Question:

I'm getting my fiance to come to a church of Christ from being a Baptist. She had decided to study with me and learn the Word together, but it seems still a little hard to do so.

For one, her mother is always in her ear and to be honest she would be mad if her daughter left the church they both go to. As well, her mother feels she has been called to preach in the church. She has also been to a church before where they had a female minister and found it OK.

Also, she's a liturgical dancer in her church and this is one of the main things that we clash on because she feels she's been called to minister by dance. I'm still trying to understand about the liturgical dance, its really new to me. I tried to explain about instrumental music not being in the church and she still says, "What's the big deal? I don't see why it hurts worship."

I'm trying to figure a way to show her the truth on all these issues without butting heads.


Answer:

There are several issues that need to be addressed before you can even approach the dancing issue. First, you need to establish God's authority to have things done His way. Verses such as Ecclesiastes 12:13-14 and Galatians 1:10 tells us that religious practices are not gauged by what pleases the worshiper, but the one who is being worshiped. Your fiance is judging right and wrong based on her own opinion. You have to counter this by not giving your opinion, but going back to what God actually said (I Peter 4:11).

Next, you need to establish that the Bible does contain everything that God wants us to know and do. See: Is the Bible the only source of authority? for an example of proving this. What has to be accepted is that we are not allowed to change what God said. If we did, we would be in authority instead of God.

Then you need to come to terms about rightly dividing God's Word (II Timothy 2:15) between the Old and New Testament. See: Why We Don't Follow the Old Testament.

In all these teachings, don't bring up the other issues. These are foundational points that need to be accepted. They form the common ground where you two can come together in agrement.
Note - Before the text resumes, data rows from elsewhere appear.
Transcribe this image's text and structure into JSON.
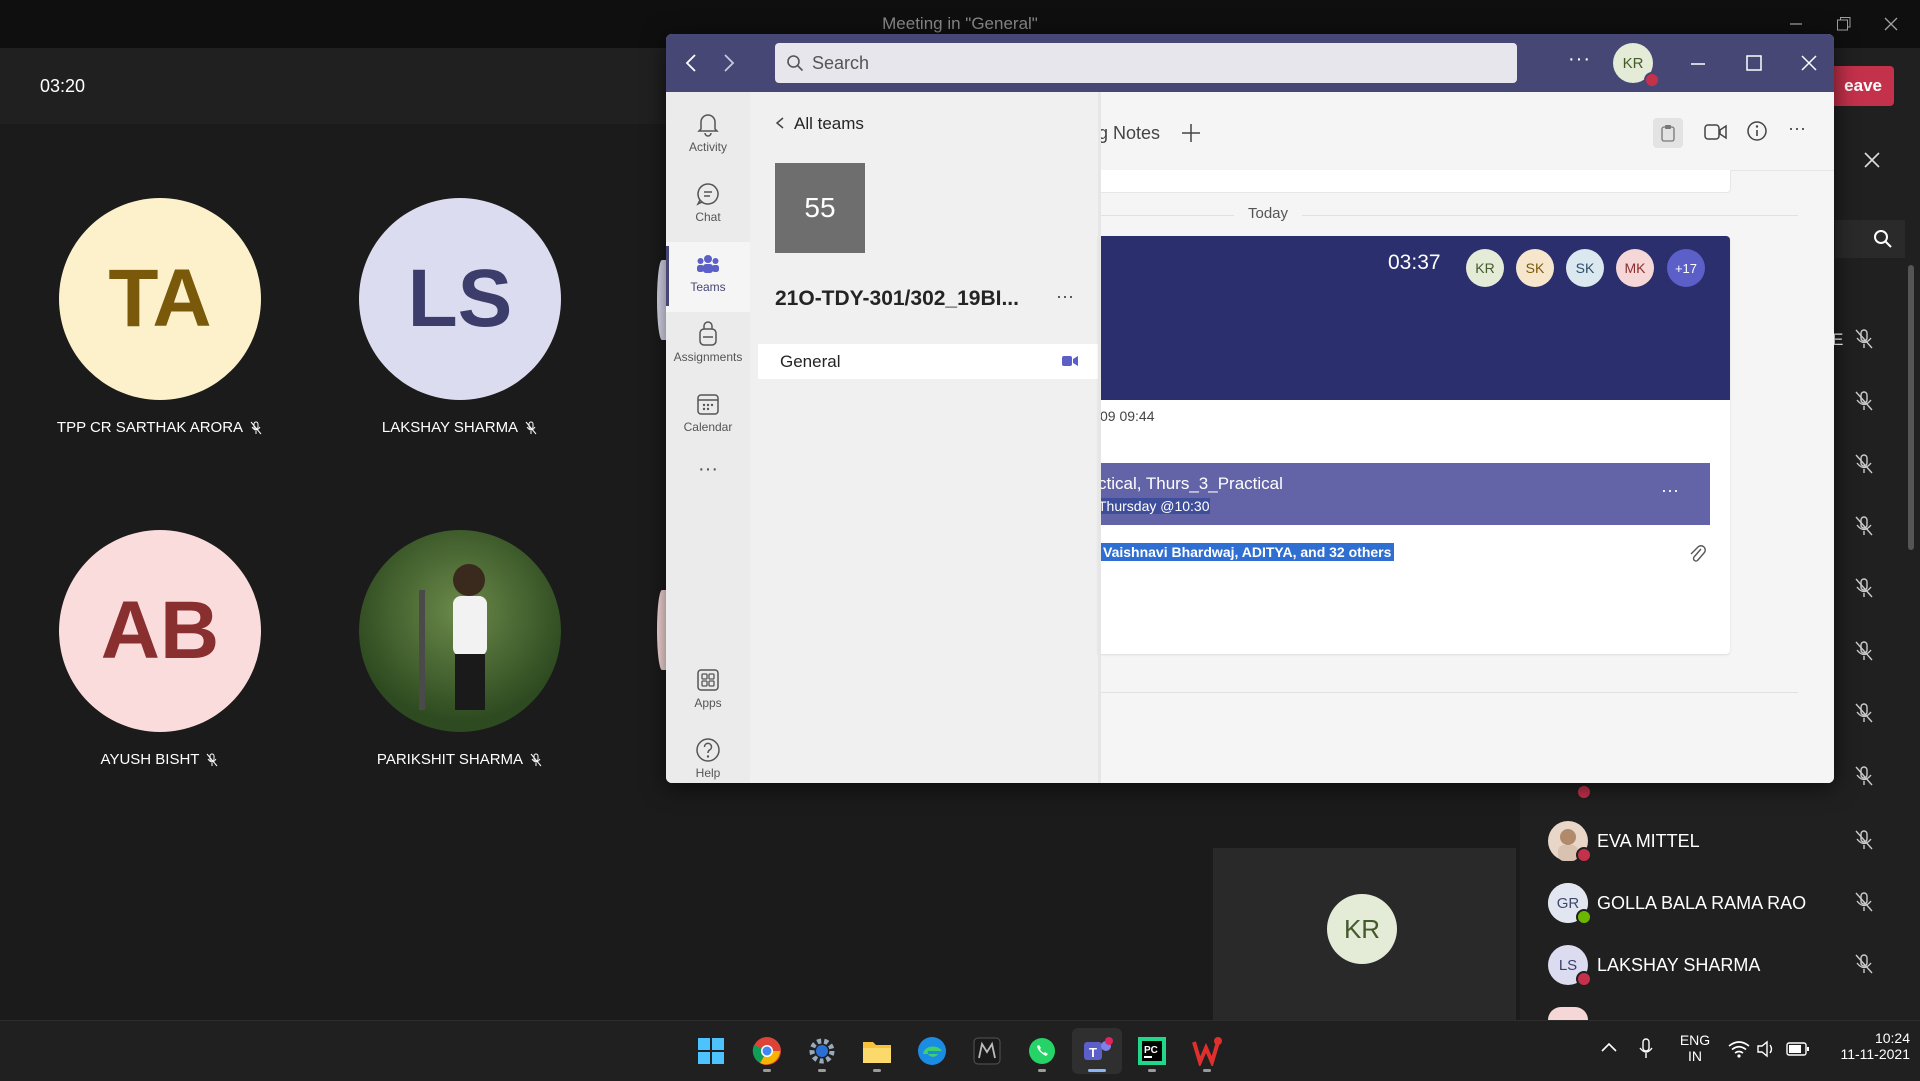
{
  "meeting": {
    "window_title": "Meeting in \"General\"",
    "timer": "03:20",
    "leave_label": "eave",
    "self_initials": "KR"
  },
  "tiles": [
    {
      "initials": "TA",
      "name": "TPP CR SARTHAK ARORA",
      "bg": "#fdf1cc",
      "fg": "#7a5a0a"
    },
    {
      "initials": "LS",
      "name": "LAKSHAY SHARMA",
      "bg": "#dcdcf0",
      "fg": "#3d3d6b"
    },
    {
      "initials": "AB",
      "name": "AYUSH BISHT",
      "bg": "#fbdcdc",
      "fg": "#8a2f2f"
    },
    {
      "initials": "",
      "name": "PARIKSHIT SHARMA",
      "bg": "#3a5a2a",
      "fg": "#ffffff"
    }
  ],
  "participants": {
    "partial_top": "E",
    "rows": [
      {
        "initials": "",
        "name": "EVA MITTEL",
        "bg": "#e8d6c8",
        "status": "#c4314b"
      },
      {
        "initials": "GR",
        "name": "GOLLA BALA RAMA RAO",
        "bg": "#e2e6f0",
        "status": "#6bb700"
      },
      {
        "initials": "LS",
        "name": "LAKSHAY SHARMA",
        "bg": "#dcdcf0",
        "status": "#c4314b"
      }
    ]
  },
  "teams": {
    "search_placeholder": "Search",
    "more": "···",
    "user_initials": "KR",
    "rail": [
      "Activity",
      "Chat",
      "Teams",
      "Assignments",
      "Calendar",
      "Apps",
      "Help"
    ],
    "rail_more": "···",
    "all_teams": "All teams",
    "team_number": "55",
    "team_name": "21O-TDY-301/302_19BI...",
    "team_more": "···",
    "channel": "General",
    "tab_label": "g Notes",
    "today": "Today",
    "meeting_time": "03:37",
    "avatars": [
      {
        "initials": "KR",
        "bg": "#e4ecd8",
        "fg": "#445a2b"
      },
      {
        "initials": "SK",
        "bg": "#f6e7cc",
        "fg": "#7a5a0a"
      },
      {
        "initials": "SK",
        "bg": "#dbe8f0",
        "fg": "#2b4f6b"
      },
      {
        "initials": "MK",
        "bg": "#f6d7d7",
        "fg": "#8a2f2f"
      }
    ],
    "avatar_more": "+17",
    "timestamp": "09 09:44",
    "card_title": "ctical, Thurs_3_Practical",
    "card_subtitle": "Thursday @10:30",
    "card_more": "···",
    "attendees": "Vaishnavi Bhardwaj, ADITYA, and 32 others"
  },
  "taskbar": {
    "lang": "ENG",
    "region": "IN",
    "time": "10:24",
    "date": "11-11-2021",
    "icons": [
      "start-icon",
      "chrome-icon",
      "settings-icon",
      "file-explorer-icon",
      "edge-icon",
      "predator-icon",
      "whatsapp-icon",
      "teams-icon",
      "pycharm-icon",
      "wps-office-icon"
    ]
  },
  "colors": {
    "teams_header": "#464775",
    "meeting_banner": "#2b2f6d",
    "card_bar": "#6264a7",
    "leave": "#c4314b"
  }
}
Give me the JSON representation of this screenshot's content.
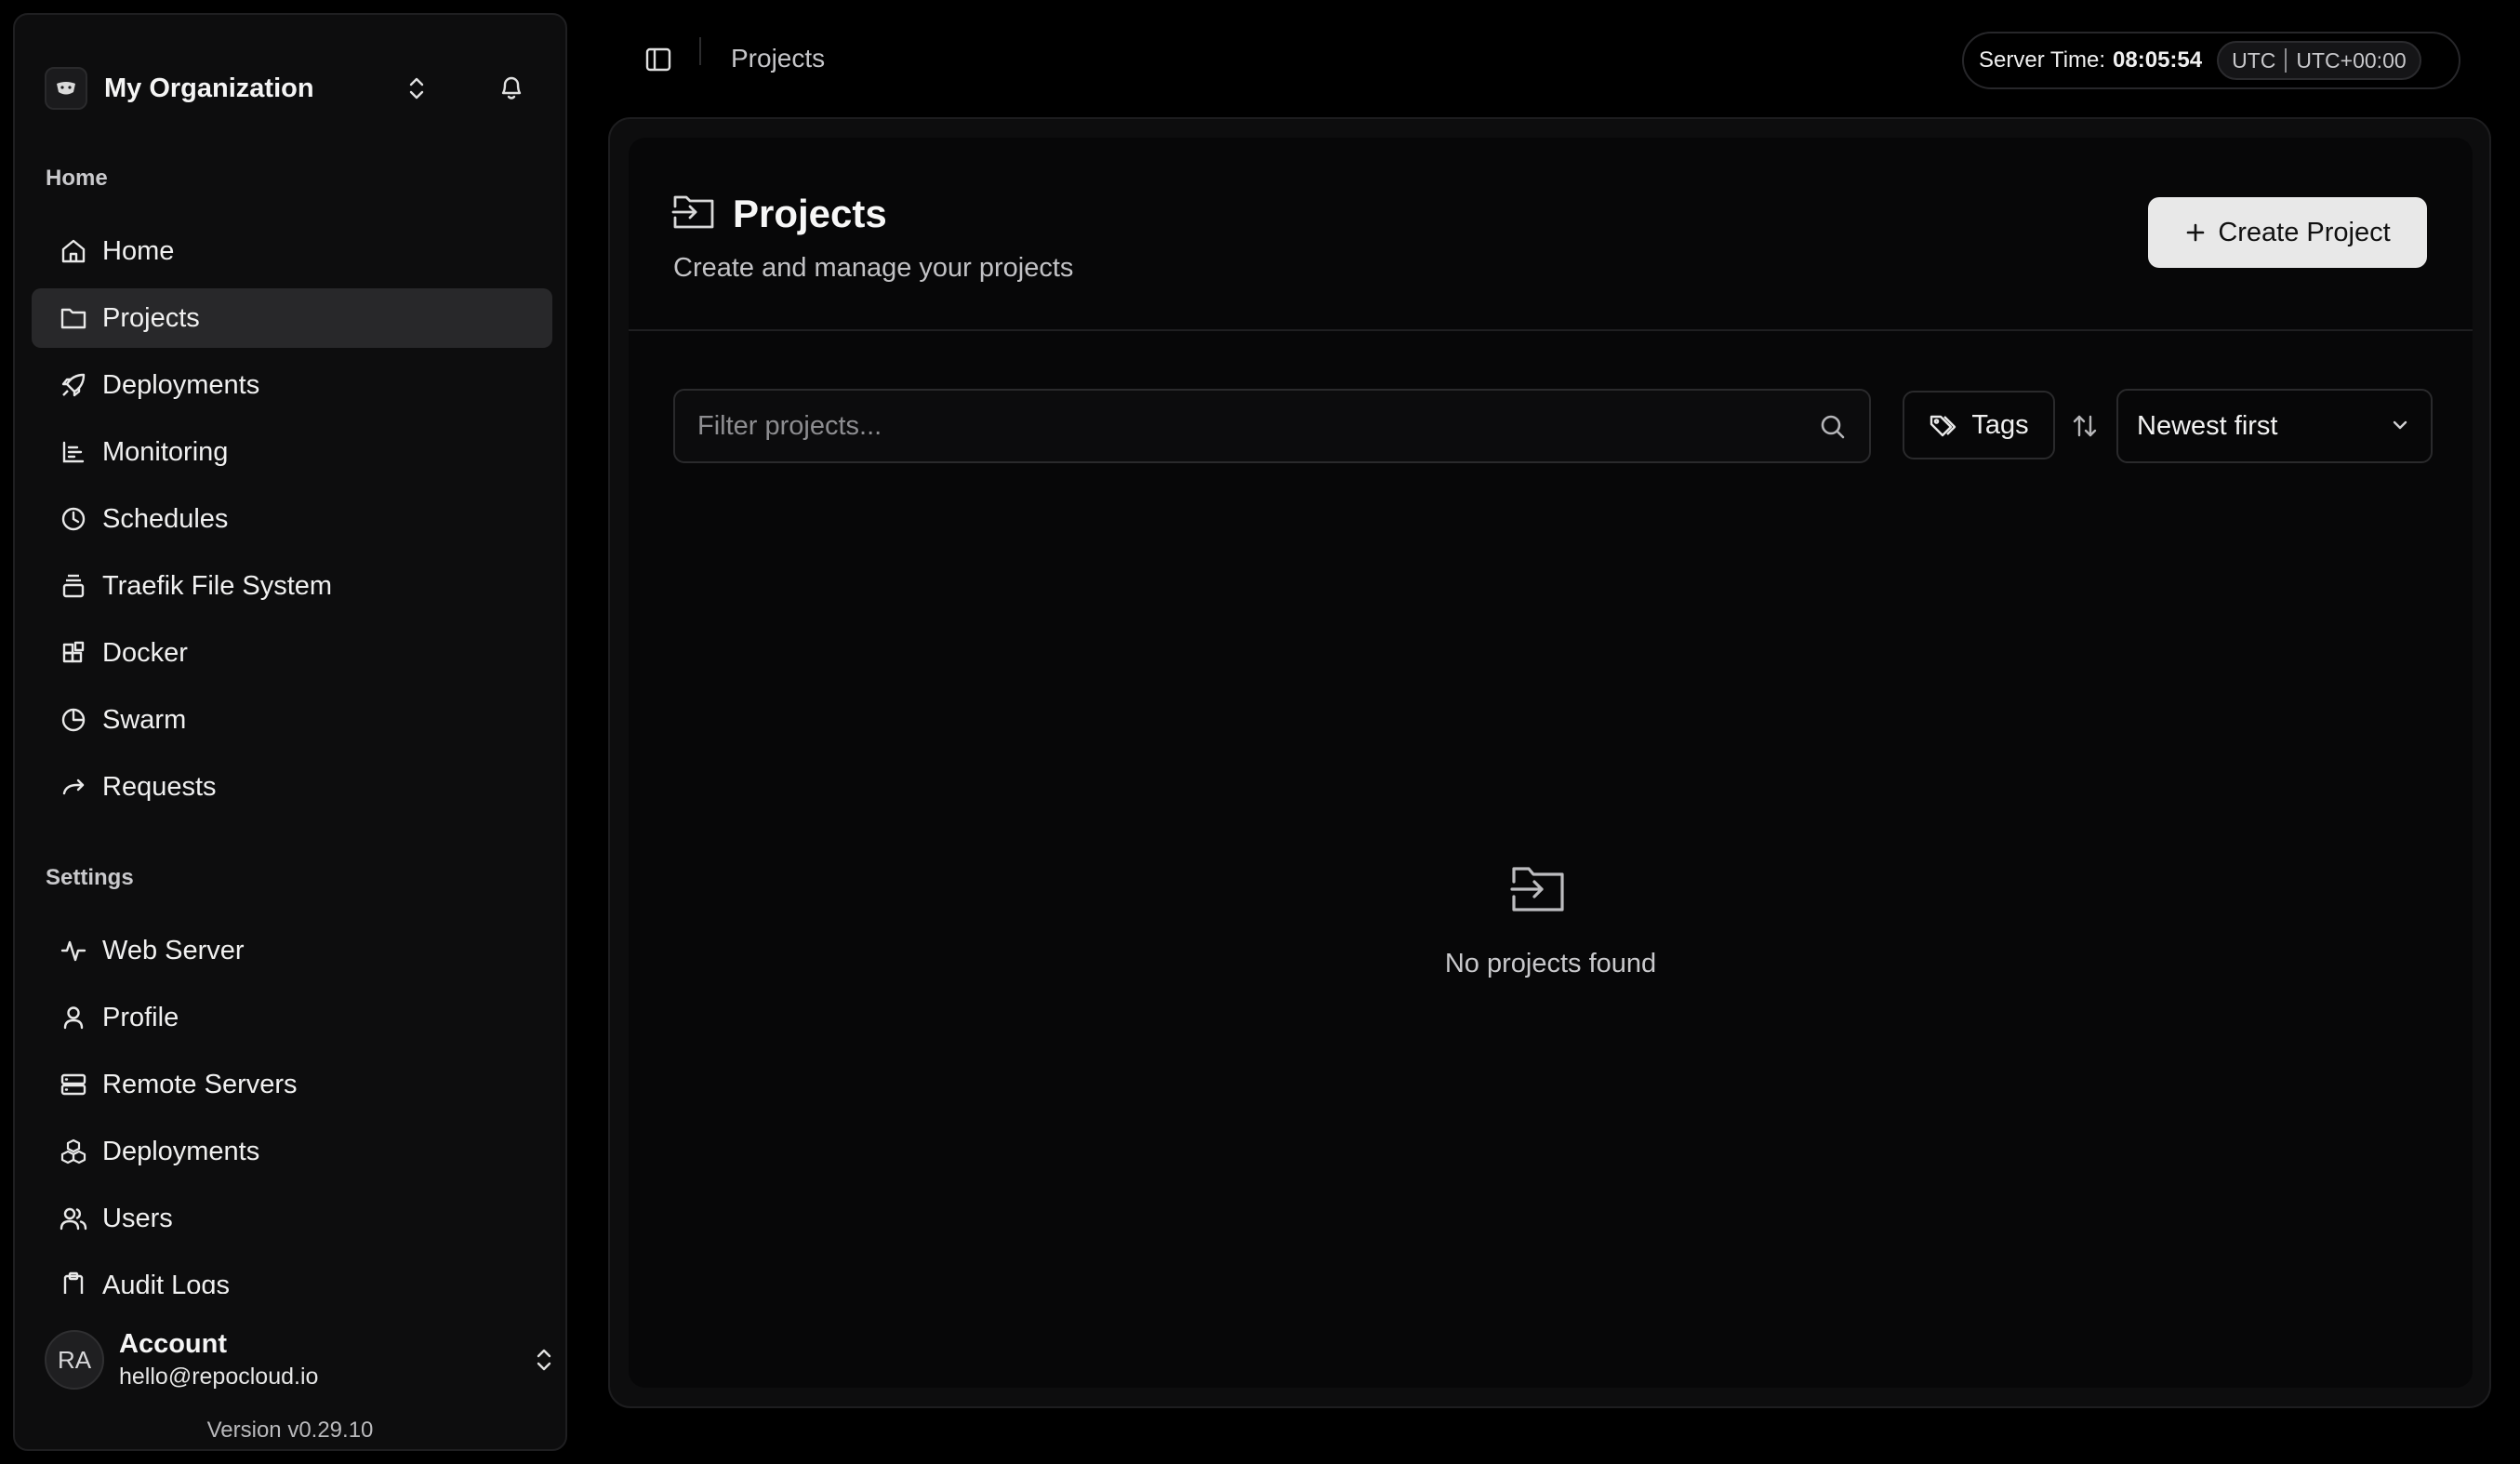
{
  "sidebar": {
    "org": {
      "name": "My Organization",
      "logo_icon": "org-logo-icon"
    },
    "home_section_label": "Home",
    "home_items": [
      {
        "label": "Home",
        "icon": "home-icon"
      },
      {
        "label": "Projects",
        "icon": "folder-icon",
        "active": true
      },
      {
        "label": "Deployments",
        "icon": "rocket-icon"
      },
      {
        "label": "Monitoring",
        "icon": "chart-icon"
      },
      {
        "label": "Schedules",
        "icon": "clock-icon"
      },
      {
        "label": "Traefik File System",
        "icon": "layers-icon"
      },
      {
        "label": "Docker",
        "icon": "blocks-icon"
      },
      {
        "label": "Swarm",
        "icon": "pie-icon"
      },
      {
        "label": "Requests",
        "icon": "forward-icon"
      }
    ],
    "settings_section_label": "Settings",
    "settings_items": [
      {
        "label": "Web Server",
        "icon": "activity-icon"
      },
      {
        "label": "Profile",
        "icon": "user-icon"
      },
      {
        "label": "Remote Servers",
        "icon": "server-icon"
      },
      {
        "label": "Deployments",
        "icon": "boxes-icon"
      },
      {
        "label": "Users",
        "icon": "users-icon"
      },
      {
        "label": "Audit Logs",
        "icon": "clipboard-icon"
      }
    ],
    "account": {
      "initials": "RA",
      "name": "Account",
      "email": "hello@repocloud.io"
    },
    "version": "Version v0.29.10"
  },
  "topbar": {
    "breadcrumb": "Projects",
    "server_time_label": "Server Time:",
    "server_time_value": "08:05:54",
    "tz_short": "UTC",
    "tz_offset": "UTC+00:00"
  },
  "main": {
    "title": "Projects",
    "subtitle": "Create and manage your projects",
    "create_button": "Create Project",
    "filter_placeholder": "Filter projects...",
    "tags_button": "Tags",
    "sort_value": "Newest first",
    "empty_text": "No projects found"
  },
  "colors": {
    "background": "#000000",
    "sidebar_bg": "#0d0d0e",
    "active_item_bg": "#28282a",
    "primary_button_bg": "#e8e8e8"
  }
}
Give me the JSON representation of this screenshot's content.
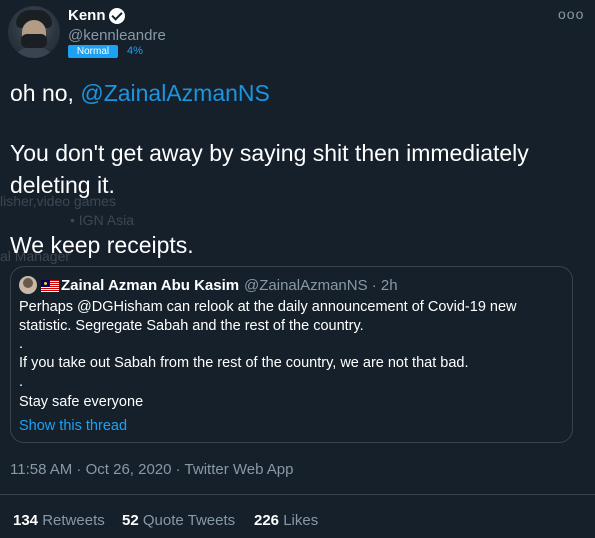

If she does accept these points, then you can ask for the scriptural basis for her dancing. If she is doing it as part of worship, then she must believe that God asked for it to be done in the New Testament church. She probably never thought about scriptural justification for what she does, but if she brings up anything, she will most likely pull passages from the Old Testament. See: Is liturgical dancing wrong? The simple question is: Is God pleased when men make up their own ways to worship Him?

Instrumental music becomes the a similar issue. See: Have I been worshiping in vain all these years by using instrumental music in worship?

In regards to women preaching, you merely need to go to I Corinthians 14:34-37 and I Timothy 2:11-15 and ask how a woman can preach in a public assembly and not violate these two commands. See: Can a woman be a preacher?

Either you two will come to agreement over what God said, or she'll dig in her heels, determined to do as she thinks is right. If it is the later, I would strongly suggest that you consider not marrying her because it will become points of contention throughout your lives.